Some places have a natural magnetism and power. The early Popes acknowledged this when they were battling the scourge of paganism. They would tear down the pagan temples and build their own church on the same spot, hoping to capture the power.
The Royal Kahve Coffee House, on the corner of Royal and Touro in New Orleans is one of those magical places. I see you rolling your eyes: a coffee shop and a pagan temple. Let me explain.
Last Wednesday morning, I was hosting a panel on food blogging at the IACP conference. Normally, I sit alone in front of a typewriter, but now I was going to sit on a dais and moderate a discussion with Steve from Rancho Gordo and Pim from Chez Pim. I was staying at a guesthouse in the Marigny district and let’s just say it was funky and leave it at that. I was nervous that morning, and off balance from battling with a shower faucet that I couldn’t turn off, blown fuses so I had to dress in the dark, only a hazy idea of how to bicycle my way to the conference and I was running late, which meant I was riding fast and missed the left turn on Frenchman St and rode right by the Kahve House.
I smelled espresso. I was heading to the Hilton where I would be served industrial style, lukewarm American coffee so it was a no brainer to pull over, park my bike and treat myself to a real cappuccino and some damn good peach pie. Wherever Jeff and I travel, one of the first things we do is scout out the morning coffee place; it’s critical to find a good place or else you are off balance for the whole day. I had found my Mecca. It’s nothing fancy, certainly not slick, but it radiates a very casual warm vibe, and soothes you with color.
Needless to say I went every morning, and I tortured my housemates with my enthusiasm, but I didn’t care.
Saturday was my last morning in New Orleans, and it was a glorious day, so I sat outside sharing the sidewalk with a guy I had seen on a few other mornings. He’s a street musician, and he sat at his table quietly playing on his harmonica. As I got up to leave, he wanted to switch to my table as I had sat in his usual spot and we struck up a conversation about the street corner. He believes there is a mystical power to this three-way intersection and he told me stories about how all types of people wind up on this very corner. So, I’m not the only one who feels this way about the Kahve House. There are at least two of us.

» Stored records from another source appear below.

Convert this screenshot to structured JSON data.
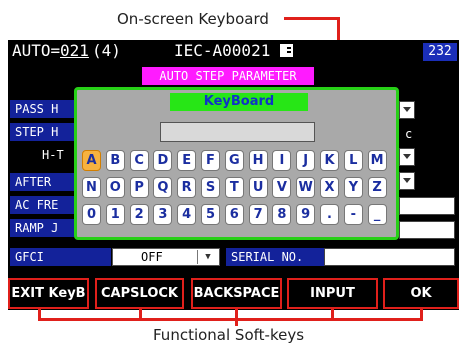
{
  "annotations": {
    "keyboard_callout": "On-screen Keyboard",
    "softkeys_callout": "Functional Soft-keys"
  },
  "top_bar": {
    "mode_label": "AUTO=",
    "step_number": "021",
    "step_count": "(4)",
    "file_name": "IEC-A00021",
    "file_icon": "file-icon",
    "badge": "232"
  },
  "parameter_panel": {
    "title": "AUTO STEP PARAMETER",
    "labels": [
      "PASS H",
      "STEP H",
      "H-T",
      "AFTER",
      "AC FRE",
      "RAMP J",
      "GFCI"
    ],
    "right_glyphs": [
      "c"
    ],
    "gfci_value": "OFF",
    "serial_label": "SERIAL NO."
  },
  "keyboard": {
    "title": "KeyBoard",
    "input_value": "",
    "rows": [
      [
        "A",
        "B",
        "C",
        "D",
        "E",
        "F",
        "G",
        "H",
        "I",
        "J",
        "K",
        "L",
        "M"
      ],
      [
        "N",
        "O",
        "P",
        "Q",
        "R",
        "S",
        "T",
        "U",
        "V",
        "W",
        "X",
        "Y",
        "Z"
      ],
      [
        "0",
        "1",
        "2",
        "3",
        "4",
        "5",
        "6",
        "7",
        "8",
        "9",
        ".",
        "-",
        "_"
      ]
    ],
    "selected_key": "A"
  },
  "softkeys": [
    "EXIT KeyB",
    "CAPSLOCK",
    "BACKSPACE",
    "INPUT",
    "OK"
  ],
  "colors": {
    "callout_line": "#e0201b",
    "keyboard_border": "#27d017",
    "title_bar": "#ff1bff",
    "label_bg": "#13229a",
    "selected_key": "#f7b23f"
  }
}
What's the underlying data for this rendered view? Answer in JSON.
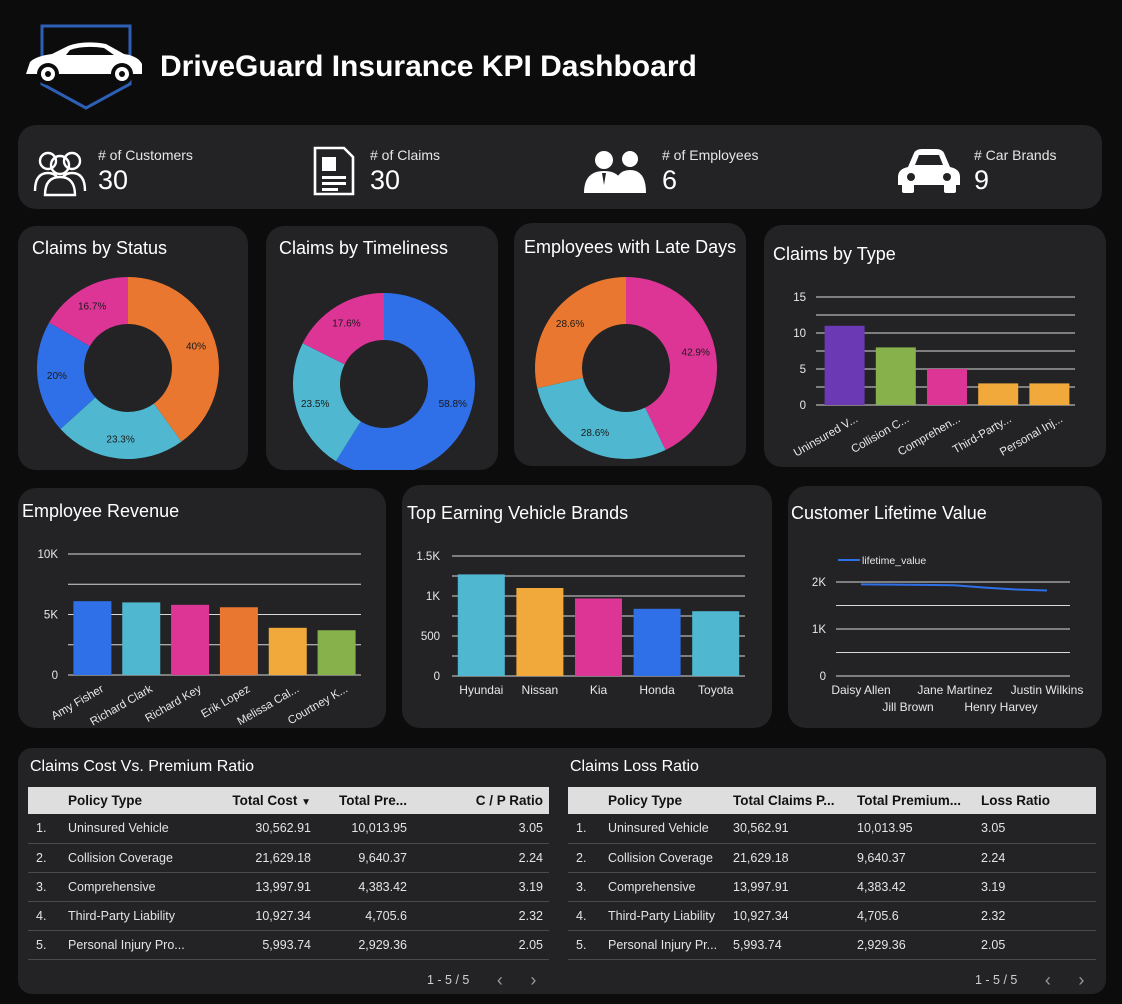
{
  "header": {
    "title": "DriveGuard Insurance KPI Dashboard"
  },
  "kpis": [
    {
      "label": "# of Customers",
      "value": "30",
      "icon": "users-icon"
    },
    {
      "label": "# of Claims",
      "value": "30",
      "icon": "document-icon"
    },
    {
      "label": "# of Employees",
      "value": "6",
      "icon": "employees-icon"
    },
    {
      "label": "# Car Brands",
      "value": "9",
      "icon": "car-icon"
    }
  ],
  "colors": {
    "card": "#232325",
    "blue": "#2f6fe8",
    "teal": "#4fb8d0",
    "pink": "#dc3596",
    "orange": "#ea772f",
    "purple": "#6a39b3",
    "green": "#86b14b",
    "yellow": "#f2a93b"
  },
  "chart_data": [
    {
      "id": "status",
      "type": "pie",
      "title": "Claims by Status",
      "slices": [
        {
          "label": "40%",
          "value": 40,
          "color": "#ea772f"
        },
        {
          "label": "23.3%",
          "value": 23.3,
          "color": "#4fb8d0"
        },
        {
          "label": "20%",
          "value": 20,
          "color": "#2f6fe8"
        },
        {
          "label": "16.7%",
          "value": 16.7,
          "color": "#dc3596"
        }
      ]
    },
    {
      "id": "timeliness",
      "type": "pie",
      "title": "Claims by Timeliness",
      "slices": [
        {
          "label": "58.8%",
          "value": 58.8,
          "color": "#2f6fe8"
        },
        {
          "label": "23.5%",
          "value": 23.5,
          "color": "#4fb8d0"
        },
        {
          "label": "17.6%",
          "value": 17.6,
          "color": "#dc3596"
        }
      ]
    },
    {
      "id": "late",
      "type": "pie",
      "title": "Employees with Late Days",
      "slices": [
        {
          "label": "42.9%",
          "value": 42.9,
          "color": "#dc3596"
        },
        {
          "label": "28.6%",
          "value": 28.6,
          "color": "#4fb8d0"
        },
        {
          "label": "28.6%",
          "value": 28.6,
          "color": "#ea772f"
        }
      ]
    },
    {
      "id": "type",
      "type": "bar",
      "title": "Claims by Type",
      "categories": [
        "Uninsured V...",
        "Collision C...",
        "Comprehen...",
        "Third-Party...",
        "Personal Inj..."
      ],
      "values": [
        11,
        8,
        5,
        3,
        3
      ],
      "colors": [
        "#6a39b3",
        "#86b14b",
        "#dc3596",
        "#f2a93b",
        "#f2a93b"
      ],
      "ylim": [
        0,
        15
      ],
      "yticks": [
        0,
        5,
        10,
        15
      ],
      "ytick_labels": [
        "0",
        "5",
        "10",
        "15"
      ],
      "rotated_labels": true
    },
    {
      "id": "revenue",
      "type": "bar",
      "title": "Employee Revenue",
      "categories": [
        "Amy Fisher",
        "Richard Clark",
        "Richard Key",
        "Erik Lopez",
        "Melissa Cal...",
        "Courtney K..."
      ],
      "values": [
        6100,
        6000,
        5800,
        5600,
        3900,
        3700
      ],
      "colors": [
        "#2f6fe8",
        "#4fb8d0",
        "#dc3596",
        "#ea772f",
        "#f2a93b",
        "#86b14b"
      ],
      "ylim": [
        0,
        10000
      ],
      "yticks": [
        0,
        5000,
        10000
      ],
      "ytick_labels": [
        "0",
        "5K",
        "10K"
      ],
      "rotated_labels": true
    },
    {
      "id": "brands",
      "type": "bar",
      "title": "Top Earning Vehicle Brands",
      "categories": [
        "Hyundai",
        "Nissan",
        "Kia",
        "Honda",
        "Toyota"
      ],
      "values": [
        1270,
        1100,
        970,
        840,
        810
      ],
      "colors": [
        "#4fb8d0",
        "#f2a93b",
        "#dc3596",
        "#2f6fe8",
        "#4fb8d0"
      ],
      "ylim": [
        0,
        1500
      ],
      "yticks": [
        0,
        500,
        1000,
        1500
      ],
      "ytick_labels": [
        "0",
        "500",
        "1K",
        "1.5K"
      ],
      "rotated_labels": false
    },
    {
      "id": "clv",
      "type": "line",
      "title": "Customer Lifetime Value",
      "series": [
        {
          "name": "lifetime_value",
          "color": "#2f6fe8",
          "values": [
            1950,
            1945,
            1940,
            1930,
            1880,
            1840,
            1820
          ]
        }
      ],
      "x": [
        0,
        1,
        2,
        3,
        4,
        5,
        6
      ],
      "ylim": [
        0,
        2000
      ],
      "yticks": [
        0,
        1000,
        2000
      ],
      "ytick_labels": [
        "0",
        "1K",
        "2K"
      ],
      "xtick_labels_row1": [
        "Daisy Allen",
        "Jane Martinez",
        "Justin Wilkins"
      ],
      "xtick_labels_row2": [
        "Jill Brown",
        "Henry Harvey"
      ]
    }
  ],
  "tables": {
    "cost_premium": {
      "title": "Claims Cost Vs. Premium Ratio",
      "columns": [
        "Policy Type",
        "Total Cost",
        "Total Pre...",
        "C / P Ratio"
      ],
      "sort_icon": "▼",
      "rows": [
        [
          "1.",
          "Uninsured Vehicle",
          "30,562.91",
          "10,013.95",
          "3.05"
        ],
        [
          "2.",
          "Collision Coverage",
          "21,629.18",
          "9,640.37",
          "2.24"
        ],
        [
          "3.",
          "Comprehensive",
          "13,997.91",
          "4,383.42",
          "3.19"
        ],
        [
          "4.",
          "Third-Party Liability",
          "10,927.34",
          "4,705.6",
          "2.32"
        ],
        [
          "5.",
          "Personal Injury Pro...",
          "5,993.74",
          "2,929.36",
          "2.05"
        ]
      ],
      "pager": "1 - 5 / 5"
    },
    "loss_ratio": {
      "title": "Claims Loss Ratio",
      "columns": [
        "Policy Type",
        "Total Claims P...",
        "Total Premium...",
        "Loss Ratio"
      ],
      "rows": [
        [
          "1.",
          "Uninsured Vehicle",
          "30,562.91",
          "10,013.95",
          "3.05"
        ],
        [
          "2.",
          "Collision Coverage",
          "21,629.18",
          "9,640.37",
          "2.24"
        ],
        [
          "3.",
          "Comprehensive",
          "13,997.91",
          "4,383.42",
          "3.19"
        ],
        [
          "4.",
          "Third-Party Liability",
          "10,927.34",
          "4,705.6",
          "2.32"
        ],
        [
          "5.",
          "Personal Injury Pr...",
          "5,993.74",
          "2,929.36",
          "2.05"
        ]
      ],
      "pager": "1 - 5 / 5"
    }
  }
}
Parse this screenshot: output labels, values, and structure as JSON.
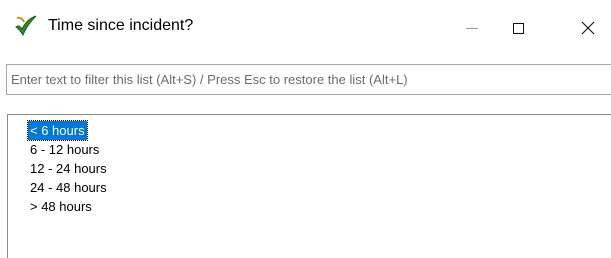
{
  "window": {
    "title": "Time since incident?",
    "icon": "green-checkmark-app-icon",
    "controls": {
      "minimize": "minimize",
      "maximize": "maximize",
      "close": "close"
    }
  },
  "filter": {
    "placeholder": "Enter text to filter this list (Alt+S) / Press Esc to restore the list (Alt+L)",
    "value": ""
  },
  "list": {
    "selected_index": 0,
    "selected_color": "#0078d7",
    "items": [
      {
        "label": "< 6 hours"
      },
      {
        "label": "6 - 12 hours"
      },
      {
        "label": "12 - 24 hours"
      },
      {
        "label": "24 - 48 hours"
      },
      {
        "label": "> 48 hours"
      }
    ]
  }
}
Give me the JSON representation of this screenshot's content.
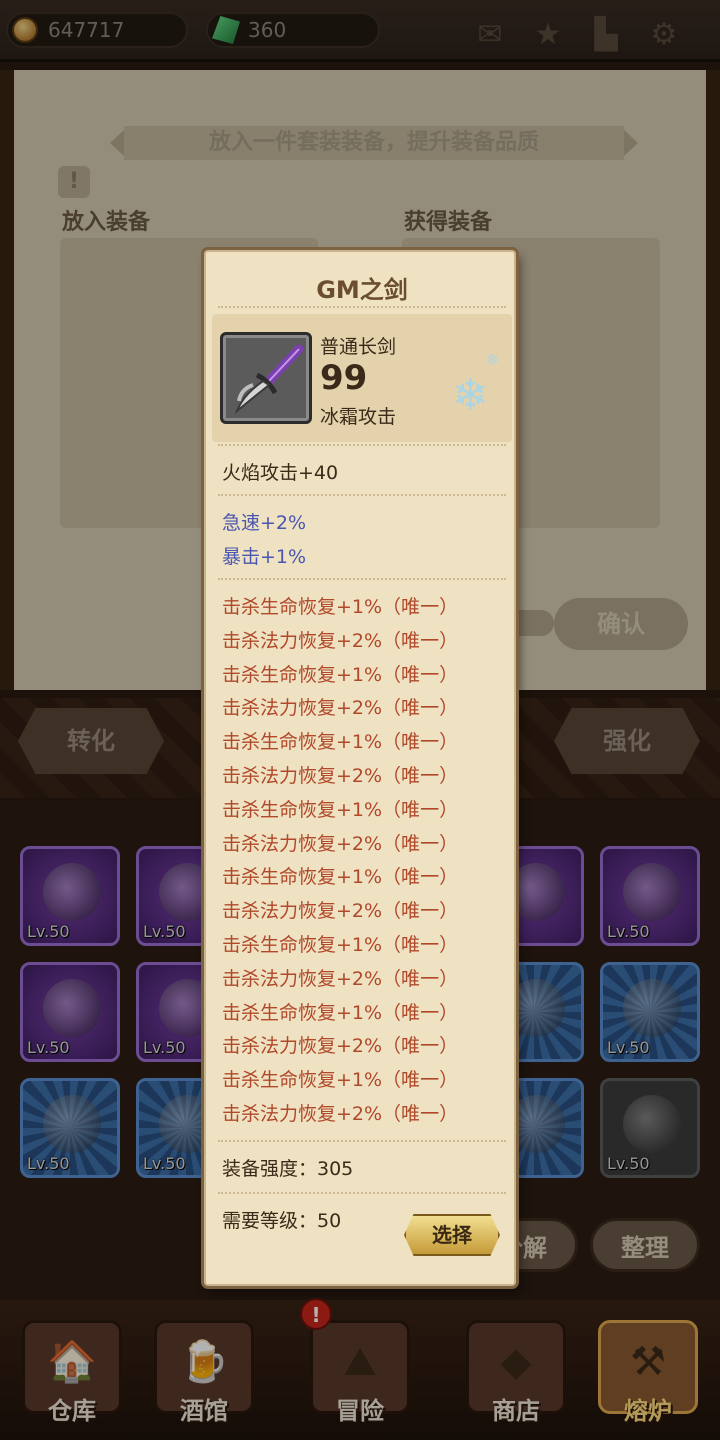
{
  "currency": {
    "gold": "647717",
    "gems": "360"
  },
  "top_icons": [
    "mail-icon",
    "favorite-icon",
    "bookmark-icon",
    "settings-icon"
  ],
  "forge": {
    "hint": "放入一件套装装备，提升装备品质",
    "input_label": "放入装备",
    "output_label": "获得装备",
    "confirm": "确认"
  },
  "tabs": {
    "convert": "转化",
    "enhance": "强化"
  },
  "inventory": {
    "slots": [
      {
        "rarity": "purple",
        "level": "Lv.50"
      },
      {
        "rarity": "purple",
        "level": "Lv.50"
      },
      {
        "rarity": "purple",
        "level": "50"
      },
      {
        "rarity": "purple",
        "level": "Lv.50"
      },
      {
        "rarity": "purple",
        "level": "Lv.50"
      },
      {
        "rarity": "purple",
        "level": "Lv.50"
      },
      {
        "rarity": "blue",
        "level": "50"
      },
      {
        "rarity": "blue",
        "level": "Lv.50"
      },
      {
        "rarity": "blue",
        "level": "Lv.50"
      },
      {
        "rarity": "blue",
        "level": "Lv.50"
      },
      {
        "rarity": "blue",
        "level": "50"
      },
      {
        "rarity": "gray",
        "level": "Lv.50"
      }
    ],
    "decompose": "分解",
    "sort": "整理"
  },
  "nav": {
    "warehouse": "仓库",
    "tavern": "酒馆",
    "adventure": "冒险",
    "shop": "商店",
    "furnace": "熔炉",
    "alert": "!"
  },
  "tooltip": {
    "title": "GM之剑",
    "item_type": "普通长剑",
    "power": "99",
    "element": "冰霜攻击",
    "main_stat": "火焰攻击+40",
    "blue_stats": [
      "急速+2%",
      "暴击+1%"
    ],
    "unique_stats": [
      "击杀生命恢复+1%（唯一）",
      "击杀法力恢复+2%（唯一）",
      "击杀生命恢复+1%（唯一）",
      "击杀法力恢复+2%（唯一）",
      "击杀生命恢复+1%（唯一）",
      "击杀法力恢复+2%（唯一）",
      "击杀生命恢复+1%（唯一）",
      "击杀法力恢复+2%（唯一）",
      "击杀生命恢复+1%（唯一）",
      "击杀法力恢复+2%（唯一）",
      "击杀生命恢复+1%（唯一）",
      "击杀法力恢复+2%（唯一）",
      "击杀生命恢复+1%（唯一）",
      "击杀法力恢复+2%（唯一）",
      "击杀生命恢复+1%（唯一）",
      "击杀法力恢复+2%（唯一）"
    ],
    "strength": "装备强度：305",
    "required_level": "需要等级：50",
    "select": "选择"
  }
}
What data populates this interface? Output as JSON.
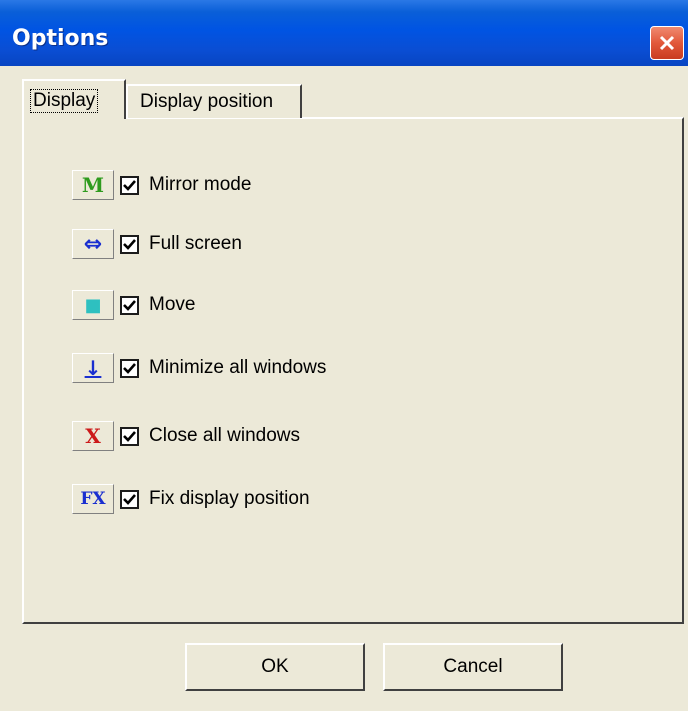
{
  "window": {
    "title": "Options"
  },
  "tabs": [
    {
      "label": "Display",
      "selected": true
    },
    {
      "label": "Display position",
      "selected": false
    }
  ],
  "options": [
    {
      "icon": "mirror-mode-icon",
      "icon_glyph": "M",
      "icon_color": "#2e9b1e",
      "checked": true,
      "label": "Mirror mode"
    },
    {
      "icon": "full-screen-icon",
      "icon_glyph": "⇔",
      "icon_color": "#1a2fd0",
      "checked": true,
      "label": "Full screen"
    },
    {
      "icon": "move-icon",
      "icon_glyph": "■",
      "icon_color": "#2ec0c0",
      "checked": true,
      "label": "Move"
    },
    {
      "icon": "minimize-all-icon",
      "icon_glyph": "↓",
      "icon_color": "#1a2fd0",
      "checked": true,
      "label": "Minimize all windows"
    },
    {
      "icon": "close-all-icon",
      "icon_glyph": "X",
      "icon_color": "#cc1a1a",
      "checked": true,
      "label": "Close all windows"
    },
    {
      "icon": "fix-display-icon",
      "icon_glyph": "FX",
      "icon_color": "#1a2fd0",
      "checked": true,
      "label": "Fix display position"
    }
  ],
  "buttons": {
    "ok_label": "OK",
    "cancel_label": "Cancel"
  },
  "colors": {
    "titlebar": "#0054e3",
    "face": "#ece9d8",
    "close": "#e2583a"
  }
}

If I were to pick a patron goddess, it would be the goddess of serendipity. I owe her an altar.